Secretary of State John Kerry says “the world is safer today” because of the Iranian nuclear deal.
Monday on MSNBC’s “Morning Joe,” Kerry was interviewed in the wake of 10 American sailors being captured but eventually released by Iran and five American prisoners finally being released. (RELATED: Who Are The Seven Iranians Released In Exchange For The U.S. Prisoners?)
Host Joe Scarborough asked Kerry, “What would you say to our allies in Israel and across the Middle East to let them know that this is actually in their best interest, as well as Iran’s best interest in the long run?”
“Well, they are safer today. The world is safer today,” Kerry claimed. “Before we had this agreement, Iran had a completely invisible, unaccountable, unverified nuclear program. They had 19,000 centrifuges. They had enough nuclear material to make 10 to 12 bombs and they were hurtling towards a program that was going to create inevitability of confrontation.”
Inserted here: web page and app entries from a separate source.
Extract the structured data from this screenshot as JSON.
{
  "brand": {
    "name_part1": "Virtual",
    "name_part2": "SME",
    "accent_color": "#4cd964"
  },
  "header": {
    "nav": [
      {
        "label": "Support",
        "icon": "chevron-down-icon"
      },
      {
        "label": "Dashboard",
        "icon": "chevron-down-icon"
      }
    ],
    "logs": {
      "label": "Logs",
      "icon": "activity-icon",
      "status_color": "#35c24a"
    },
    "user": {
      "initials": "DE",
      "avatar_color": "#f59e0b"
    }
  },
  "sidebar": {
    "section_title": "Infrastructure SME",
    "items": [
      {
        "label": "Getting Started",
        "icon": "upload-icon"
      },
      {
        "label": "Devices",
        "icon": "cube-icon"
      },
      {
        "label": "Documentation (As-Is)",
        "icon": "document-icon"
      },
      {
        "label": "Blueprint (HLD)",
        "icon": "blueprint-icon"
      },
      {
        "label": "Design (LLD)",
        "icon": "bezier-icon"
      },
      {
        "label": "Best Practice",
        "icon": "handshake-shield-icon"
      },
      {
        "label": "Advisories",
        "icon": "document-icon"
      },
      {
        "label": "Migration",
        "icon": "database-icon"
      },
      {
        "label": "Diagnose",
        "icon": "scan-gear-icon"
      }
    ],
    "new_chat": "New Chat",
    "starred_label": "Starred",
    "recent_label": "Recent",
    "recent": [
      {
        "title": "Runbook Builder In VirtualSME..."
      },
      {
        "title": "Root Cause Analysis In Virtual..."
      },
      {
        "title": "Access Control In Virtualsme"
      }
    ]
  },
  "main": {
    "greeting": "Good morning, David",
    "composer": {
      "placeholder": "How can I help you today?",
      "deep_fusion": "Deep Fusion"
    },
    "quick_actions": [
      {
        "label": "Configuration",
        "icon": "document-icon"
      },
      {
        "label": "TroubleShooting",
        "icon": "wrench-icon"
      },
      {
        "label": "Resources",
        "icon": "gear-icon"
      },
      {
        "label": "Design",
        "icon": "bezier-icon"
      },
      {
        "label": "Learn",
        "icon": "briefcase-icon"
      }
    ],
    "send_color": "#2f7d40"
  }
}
“Today, that is not true,” Kerry argued. “That is entirely reversed. Not only do we now have verification that is unprecedented, but they have rolled back their program, sent their nuclear material out of the country, destroyed their plutonium reactor, ceased any enrichment activities at their hidden Fordow facility and allowed 130 additional inspectors from the IAEA to come into the country to verify this going forward. So we have gone from a two-month breakout period, Joe [Scarborough], to over-years breakout period now. So they are absolutely safer.”
However, Kerry noted that “the question now is will we able to work together with our allies to deal with the other issues of concern with respect to Iran? And there are other issues and we have raised those with Iran.”
“It is not — it is not, you know, sort of a fantasy on the part of the Saudi Arabians or others in the region that Iran’s activities in the region have been disquieting to everybody, including us,” he said, “which was why the missiles sanctions were left in place, the human rights sanctions were left in place, the human rights sanctions were left in place and we will continue now, I hope, to try to work at the resolution of those kind of issues. I’m going to be in Saudi Arabia on Saturday this week. I met in London, two days ago, three days ago with the foreign minister of Saudi Arabia. We had a very good conversation about this.”